Link to original WordPerfect Document

                                            87 N.J.L.J. 465
                                            July 23, 1964


Appointed by the New Jersey Supreme Court


Advertising - Solicitation

    A firm of attorneys inquires as to the propriety of an advertisement to be published in a New Jersey periodical as follows:
    Attorneys, experienced in Negligence, Workmen's Compensation and Real Property, seek to service for other attorneys only, Pretrials, Motions, Depositions and Workmen's Compensation Appearances in any county.

    Canons of Professional Ethics, Canons 27 and 46, as prescribed by the New Jersey Supreme Court, govern the answer to this inquiry. Canon 27 provides:
        It is unprofessional to solicit professional employment by ... advertisements... .

    Canon 46 provides an exception to the prohibited advertising in these words:
        Where a lawyer is engaged in rendering a specialized legal service directly and only to other lawyers, a brief, dignified notice of that fact, couched in language indicating that it is addressed to lawyers, inserted in legal periodicals and like publications when it will afford convenient and beneficial information to lawyers desiring to obtain such service, is not improper.

    Confronted with an inquiry similar in many respects to the instant question, the Committee on Professional Ethics and Grievances of the American Bar Association analyzed the problem thus:

        Do the services listed in the proposed advertisement constitute such a specialized legal service as is contemplated by Canon 46?

        All of the services listed in the above advertisement are rendered by every general practitioner.

        We are of the opinion that the services enumerated cover too broad a range to come within the purview of the phrase "specialized legal service" as contemplated by Canon 46, and that the card in question constitutes improper advertising.

        The Canons of the Association and the Opinions of this committee ... condemn solicitation of professional employment both from the lay public and other lawyers. Canon 46 recognizes an exception in respect to notices of a specialized legal service that will afford convenient and beneficial information to lawyers who may desire to obtain such a service. Being an exception, it should be strictly construed; otherwise, the door will be thrown open to objectionable advertising. Opinion 145 (1935).

    A further guide to the resolution of inquires such as the one under consideration is the current version of Canon 46 as revised by the American Bar Association in 1956 as follows:
    Notice to Local Lawyers.
        A lawyer available to act as an associate of other lawyers in a particular branch of the law or legal service may send to local lawyers only and publish in his local legal journal a brief and dignified announcement of his availability to serve other lawyers in connection therewith. The announcement should be in a form which does not constitute a statement or representation of special experience or expertness.

    Although Canon 46 as revised by the American Bar Association has not been adopted specifically by our Supreme Court, it nevertheless serves as an aid in applying the old Canon 46 as above cited.

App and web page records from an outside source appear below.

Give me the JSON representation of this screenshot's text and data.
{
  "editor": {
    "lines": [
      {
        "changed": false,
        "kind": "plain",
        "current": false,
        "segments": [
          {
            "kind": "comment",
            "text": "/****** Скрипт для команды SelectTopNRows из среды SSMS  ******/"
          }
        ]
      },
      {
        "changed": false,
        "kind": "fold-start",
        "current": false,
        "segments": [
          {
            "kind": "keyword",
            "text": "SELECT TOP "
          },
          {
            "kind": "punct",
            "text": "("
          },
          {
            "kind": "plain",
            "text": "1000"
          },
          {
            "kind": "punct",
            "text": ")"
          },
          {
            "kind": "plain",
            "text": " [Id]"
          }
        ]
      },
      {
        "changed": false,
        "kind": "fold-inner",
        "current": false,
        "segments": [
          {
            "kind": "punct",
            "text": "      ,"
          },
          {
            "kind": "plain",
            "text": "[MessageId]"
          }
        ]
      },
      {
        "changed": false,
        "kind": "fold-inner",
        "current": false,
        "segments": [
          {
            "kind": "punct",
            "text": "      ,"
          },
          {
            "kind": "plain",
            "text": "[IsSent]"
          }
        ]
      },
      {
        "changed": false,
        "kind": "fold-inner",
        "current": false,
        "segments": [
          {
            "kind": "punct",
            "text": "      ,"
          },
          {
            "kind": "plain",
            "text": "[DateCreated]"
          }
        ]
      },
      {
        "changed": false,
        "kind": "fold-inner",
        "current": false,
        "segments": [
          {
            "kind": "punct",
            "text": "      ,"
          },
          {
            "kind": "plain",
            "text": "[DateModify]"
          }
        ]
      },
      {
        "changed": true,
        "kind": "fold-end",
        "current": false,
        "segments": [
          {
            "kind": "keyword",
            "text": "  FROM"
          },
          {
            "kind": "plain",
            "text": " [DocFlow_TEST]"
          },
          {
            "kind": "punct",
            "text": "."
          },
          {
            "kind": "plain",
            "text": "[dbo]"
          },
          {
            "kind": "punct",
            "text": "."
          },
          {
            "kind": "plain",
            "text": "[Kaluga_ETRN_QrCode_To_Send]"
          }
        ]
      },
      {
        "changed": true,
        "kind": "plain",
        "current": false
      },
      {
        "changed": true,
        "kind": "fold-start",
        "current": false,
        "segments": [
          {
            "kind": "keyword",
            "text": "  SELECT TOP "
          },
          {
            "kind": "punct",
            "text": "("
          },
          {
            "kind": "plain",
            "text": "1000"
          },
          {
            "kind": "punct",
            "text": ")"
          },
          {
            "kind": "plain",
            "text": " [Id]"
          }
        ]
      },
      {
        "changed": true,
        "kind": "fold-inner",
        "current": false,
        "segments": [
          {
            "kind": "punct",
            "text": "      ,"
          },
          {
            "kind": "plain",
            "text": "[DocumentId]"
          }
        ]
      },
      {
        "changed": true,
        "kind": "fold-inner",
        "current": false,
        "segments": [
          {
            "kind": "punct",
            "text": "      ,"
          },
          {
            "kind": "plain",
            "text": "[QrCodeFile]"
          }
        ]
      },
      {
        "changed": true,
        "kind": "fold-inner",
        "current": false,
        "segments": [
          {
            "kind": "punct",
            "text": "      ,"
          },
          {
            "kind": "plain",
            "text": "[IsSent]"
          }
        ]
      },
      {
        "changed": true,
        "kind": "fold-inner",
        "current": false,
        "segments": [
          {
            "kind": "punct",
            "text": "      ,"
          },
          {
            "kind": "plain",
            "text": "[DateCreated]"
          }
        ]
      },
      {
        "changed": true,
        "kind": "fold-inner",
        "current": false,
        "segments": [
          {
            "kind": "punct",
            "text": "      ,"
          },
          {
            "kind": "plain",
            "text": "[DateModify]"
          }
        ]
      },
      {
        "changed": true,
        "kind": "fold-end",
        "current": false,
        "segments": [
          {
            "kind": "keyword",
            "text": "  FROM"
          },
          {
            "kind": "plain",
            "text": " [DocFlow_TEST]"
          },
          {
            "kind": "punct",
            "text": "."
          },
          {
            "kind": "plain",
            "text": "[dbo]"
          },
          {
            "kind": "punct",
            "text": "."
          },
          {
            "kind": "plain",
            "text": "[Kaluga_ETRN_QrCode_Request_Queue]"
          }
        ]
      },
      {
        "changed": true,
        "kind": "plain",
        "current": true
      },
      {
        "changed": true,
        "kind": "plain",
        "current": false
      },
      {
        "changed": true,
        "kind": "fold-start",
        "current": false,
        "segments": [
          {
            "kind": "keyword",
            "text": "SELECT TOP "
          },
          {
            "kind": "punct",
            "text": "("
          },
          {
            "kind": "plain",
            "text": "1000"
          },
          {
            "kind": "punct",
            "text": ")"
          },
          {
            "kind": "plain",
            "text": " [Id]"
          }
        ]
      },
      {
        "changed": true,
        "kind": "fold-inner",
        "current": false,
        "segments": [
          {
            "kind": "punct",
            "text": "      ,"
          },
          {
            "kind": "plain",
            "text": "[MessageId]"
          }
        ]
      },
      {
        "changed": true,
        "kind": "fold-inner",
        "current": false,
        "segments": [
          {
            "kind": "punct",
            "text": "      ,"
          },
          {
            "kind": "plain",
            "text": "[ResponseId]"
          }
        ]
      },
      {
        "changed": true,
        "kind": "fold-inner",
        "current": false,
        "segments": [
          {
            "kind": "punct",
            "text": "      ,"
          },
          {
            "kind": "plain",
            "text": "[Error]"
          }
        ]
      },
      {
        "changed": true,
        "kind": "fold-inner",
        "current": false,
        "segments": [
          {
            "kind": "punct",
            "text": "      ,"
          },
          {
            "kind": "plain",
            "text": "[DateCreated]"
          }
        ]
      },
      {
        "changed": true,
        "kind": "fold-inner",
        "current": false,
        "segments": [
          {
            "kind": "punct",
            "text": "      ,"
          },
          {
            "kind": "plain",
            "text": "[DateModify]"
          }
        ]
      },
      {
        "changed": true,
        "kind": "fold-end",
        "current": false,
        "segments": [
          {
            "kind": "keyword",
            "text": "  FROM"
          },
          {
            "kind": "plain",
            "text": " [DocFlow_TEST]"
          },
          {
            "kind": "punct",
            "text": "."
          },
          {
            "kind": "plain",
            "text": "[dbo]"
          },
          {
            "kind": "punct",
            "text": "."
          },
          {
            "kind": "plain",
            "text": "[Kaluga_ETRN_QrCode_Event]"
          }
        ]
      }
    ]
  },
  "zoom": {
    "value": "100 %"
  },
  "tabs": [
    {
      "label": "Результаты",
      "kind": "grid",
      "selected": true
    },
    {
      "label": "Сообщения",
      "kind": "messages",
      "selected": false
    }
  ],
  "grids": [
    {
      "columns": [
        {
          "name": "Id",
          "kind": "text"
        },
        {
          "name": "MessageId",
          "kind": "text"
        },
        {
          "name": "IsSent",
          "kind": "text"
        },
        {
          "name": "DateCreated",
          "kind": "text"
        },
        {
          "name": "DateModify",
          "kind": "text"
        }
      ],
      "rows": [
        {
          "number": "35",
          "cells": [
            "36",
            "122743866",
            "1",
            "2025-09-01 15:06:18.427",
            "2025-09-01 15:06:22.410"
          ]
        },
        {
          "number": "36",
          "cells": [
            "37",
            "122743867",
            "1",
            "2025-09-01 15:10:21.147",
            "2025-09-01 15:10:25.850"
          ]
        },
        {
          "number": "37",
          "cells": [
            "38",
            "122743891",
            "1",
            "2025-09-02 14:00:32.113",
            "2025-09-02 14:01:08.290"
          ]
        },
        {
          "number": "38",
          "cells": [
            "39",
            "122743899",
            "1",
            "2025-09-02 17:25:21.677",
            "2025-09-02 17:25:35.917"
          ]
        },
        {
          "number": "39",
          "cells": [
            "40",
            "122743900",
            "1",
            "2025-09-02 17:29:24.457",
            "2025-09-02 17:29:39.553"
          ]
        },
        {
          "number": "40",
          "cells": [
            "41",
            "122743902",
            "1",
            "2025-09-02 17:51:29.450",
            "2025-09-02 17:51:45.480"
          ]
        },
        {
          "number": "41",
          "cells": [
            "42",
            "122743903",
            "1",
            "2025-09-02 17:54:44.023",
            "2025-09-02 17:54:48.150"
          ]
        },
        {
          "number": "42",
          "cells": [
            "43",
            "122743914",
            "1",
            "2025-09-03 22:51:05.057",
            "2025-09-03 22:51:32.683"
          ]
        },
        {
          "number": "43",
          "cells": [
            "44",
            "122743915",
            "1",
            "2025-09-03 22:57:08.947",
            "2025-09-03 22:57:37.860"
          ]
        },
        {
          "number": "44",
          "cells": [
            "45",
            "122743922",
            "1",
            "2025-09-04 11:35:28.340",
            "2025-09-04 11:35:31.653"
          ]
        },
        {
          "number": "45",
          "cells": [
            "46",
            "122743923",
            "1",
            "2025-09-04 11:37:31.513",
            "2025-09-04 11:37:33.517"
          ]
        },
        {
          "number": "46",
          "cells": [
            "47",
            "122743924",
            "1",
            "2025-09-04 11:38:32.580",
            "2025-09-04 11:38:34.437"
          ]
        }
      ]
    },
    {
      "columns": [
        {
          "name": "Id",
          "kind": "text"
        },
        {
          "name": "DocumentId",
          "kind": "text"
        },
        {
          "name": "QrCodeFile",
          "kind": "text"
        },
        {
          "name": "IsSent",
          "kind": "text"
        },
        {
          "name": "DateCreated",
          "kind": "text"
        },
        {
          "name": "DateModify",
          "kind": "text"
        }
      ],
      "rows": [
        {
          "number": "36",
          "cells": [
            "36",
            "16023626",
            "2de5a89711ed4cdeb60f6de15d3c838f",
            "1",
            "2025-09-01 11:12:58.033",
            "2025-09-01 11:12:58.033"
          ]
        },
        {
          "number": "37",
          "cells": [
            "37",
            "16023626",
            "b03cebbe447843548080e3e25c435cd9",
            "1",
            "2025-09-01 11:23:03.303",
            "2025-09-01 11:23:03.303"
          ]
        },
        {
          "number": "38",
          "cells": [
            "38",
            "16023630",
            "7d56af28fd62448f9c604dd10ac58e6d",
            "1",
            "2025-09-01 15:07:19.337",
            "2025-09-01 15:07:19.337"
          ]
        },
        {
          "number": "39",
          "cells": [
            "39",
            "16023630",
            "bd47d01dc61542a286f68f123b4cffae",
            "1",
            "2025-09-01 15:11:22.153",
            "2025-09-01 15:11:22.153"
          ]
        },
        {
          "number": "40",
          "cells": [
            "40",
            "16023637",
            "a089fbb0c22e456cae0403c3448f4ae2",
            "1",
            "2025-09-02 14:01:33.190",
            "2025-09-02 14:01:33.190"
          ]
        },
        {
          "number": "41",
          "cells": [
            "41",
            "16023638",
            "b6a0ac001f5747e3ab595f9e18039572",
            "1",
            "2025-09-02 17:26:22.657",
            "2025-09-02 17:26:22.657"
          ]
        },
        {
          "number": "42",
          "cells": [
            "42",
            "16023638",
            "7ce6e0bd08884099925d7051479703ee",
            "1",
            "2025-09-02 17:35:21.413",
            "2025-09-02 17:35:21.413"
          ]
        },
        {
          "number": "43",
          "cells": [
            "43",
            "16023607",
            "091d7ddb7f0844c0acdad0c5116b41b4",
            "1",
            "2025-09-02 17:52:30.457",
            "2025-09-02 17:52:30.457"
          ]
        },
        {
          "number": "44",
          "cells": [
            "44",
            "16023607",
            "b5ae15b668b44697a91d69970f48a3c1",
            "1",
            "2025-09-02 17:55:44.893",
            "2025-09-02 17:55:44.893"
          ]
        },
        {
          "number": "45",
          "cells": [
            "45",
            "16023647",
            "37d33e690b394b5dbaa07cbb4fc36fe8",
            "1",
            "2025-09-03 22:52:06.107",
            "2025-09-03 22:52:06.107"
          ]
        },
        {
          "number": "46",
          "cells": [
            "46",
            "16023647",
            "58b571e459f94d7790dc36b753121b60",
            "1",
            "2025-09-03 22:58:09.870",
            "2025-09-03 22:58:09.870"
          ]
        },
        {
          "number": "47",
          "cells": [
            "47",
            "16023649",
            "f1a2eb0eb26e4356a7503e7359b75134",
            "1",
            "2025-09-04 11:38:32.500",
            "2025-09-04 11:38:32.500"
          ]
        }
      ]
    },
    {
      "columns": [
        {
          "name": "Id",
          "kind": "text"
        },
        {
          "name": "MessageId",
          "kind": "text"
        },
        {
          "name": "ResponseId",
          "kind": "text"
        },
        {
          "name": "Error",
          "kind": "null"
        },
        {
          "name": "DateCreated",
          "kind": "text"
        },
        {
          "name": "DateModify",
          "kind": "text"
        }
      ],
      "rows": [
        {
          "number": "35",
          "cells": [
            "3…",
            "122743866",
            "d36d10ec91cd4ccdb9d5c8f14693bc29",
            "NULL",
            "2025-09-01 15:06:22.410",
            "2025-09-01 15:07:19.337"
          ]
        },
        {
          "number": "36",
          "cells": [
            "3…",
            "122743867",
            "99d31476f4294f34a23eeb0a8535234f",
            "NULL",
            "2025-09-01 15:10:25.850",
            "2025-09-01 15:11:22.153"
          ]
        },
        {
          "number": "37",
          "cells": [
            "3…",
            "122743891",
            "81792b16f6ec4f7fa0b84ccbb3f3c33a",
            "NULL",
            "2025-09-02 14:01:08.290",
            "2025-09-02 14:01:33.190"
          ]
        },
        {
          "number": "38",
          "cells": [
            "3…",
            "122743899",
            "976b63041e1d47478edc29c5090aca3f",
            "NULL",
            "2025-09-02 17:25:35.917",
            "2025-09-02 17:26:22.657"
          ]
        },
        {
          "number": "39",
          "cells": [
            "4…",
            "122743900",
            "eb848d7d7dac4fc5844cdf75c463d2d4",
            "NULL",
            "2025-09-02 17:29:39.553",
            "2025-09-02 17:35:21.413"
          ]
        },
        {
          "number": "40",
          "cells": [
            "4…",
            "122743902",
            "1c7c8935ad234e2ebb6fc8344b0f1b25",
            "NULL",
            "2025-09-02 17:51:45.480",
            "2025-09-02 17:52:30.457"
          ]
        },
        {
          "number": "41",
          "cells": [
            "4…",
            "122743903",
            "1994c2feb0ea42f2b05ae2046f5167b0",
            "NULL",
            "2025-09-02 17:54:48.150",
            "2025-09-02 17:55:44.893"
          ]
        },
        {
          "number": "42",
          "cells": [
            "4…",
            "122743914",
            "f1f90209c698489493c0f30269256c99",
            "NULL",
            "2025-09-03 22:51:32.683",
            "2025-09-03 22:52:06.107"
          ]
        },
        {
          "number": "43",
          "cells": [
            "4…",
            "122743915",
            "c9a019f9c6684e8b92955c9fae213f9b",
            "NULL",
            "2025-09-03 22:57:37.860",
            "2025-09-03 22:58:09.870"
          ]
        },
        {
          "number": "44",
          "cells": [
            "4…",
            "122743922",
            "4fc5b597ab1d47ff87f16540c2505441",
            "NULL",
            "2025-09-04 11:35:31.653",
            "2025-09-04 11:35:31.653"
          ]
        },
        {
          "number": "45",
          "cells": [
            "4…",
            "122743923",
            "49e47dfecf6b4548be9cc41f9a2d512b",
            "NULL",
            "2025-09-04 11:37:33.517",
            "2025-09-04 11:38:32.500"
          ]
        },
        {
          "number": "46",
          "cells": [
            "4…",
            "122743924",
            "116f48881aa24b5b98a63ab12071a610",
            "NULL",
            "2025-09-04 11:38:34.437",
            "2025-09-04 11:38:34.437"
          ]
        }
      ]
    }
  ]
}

    Assuming that the attorneys making the inquiry are in fact experienced by long or concentrated practice in the fields of law in which they "seek to service for other attorneys only," the advertisement would certainly "constitute a statement or representation of special experience or expertness" proscribed by the more recent American Bar Association's version of Canon 46. Further, as to serving "Pretrials" for other attorneys, the rules governing pretrials implicitly contemplate that the attorneys having actual responsibility for the conduct of the case should be personally present at the conferences if they are to be effective in all respects.
    In addition to these specific objections to the proposed advertisement, there is a broader consideration that makes it improper. Such advertisements and more aggressive variations thereof run counter to the injunction of Canon 29 which requires lawyers "at all times ... to maintain the dignity of the profession... "
    We conclude that the proposed advertisement would be improper.

* * *

This archive is a service of Rutgers University School of Law - Camden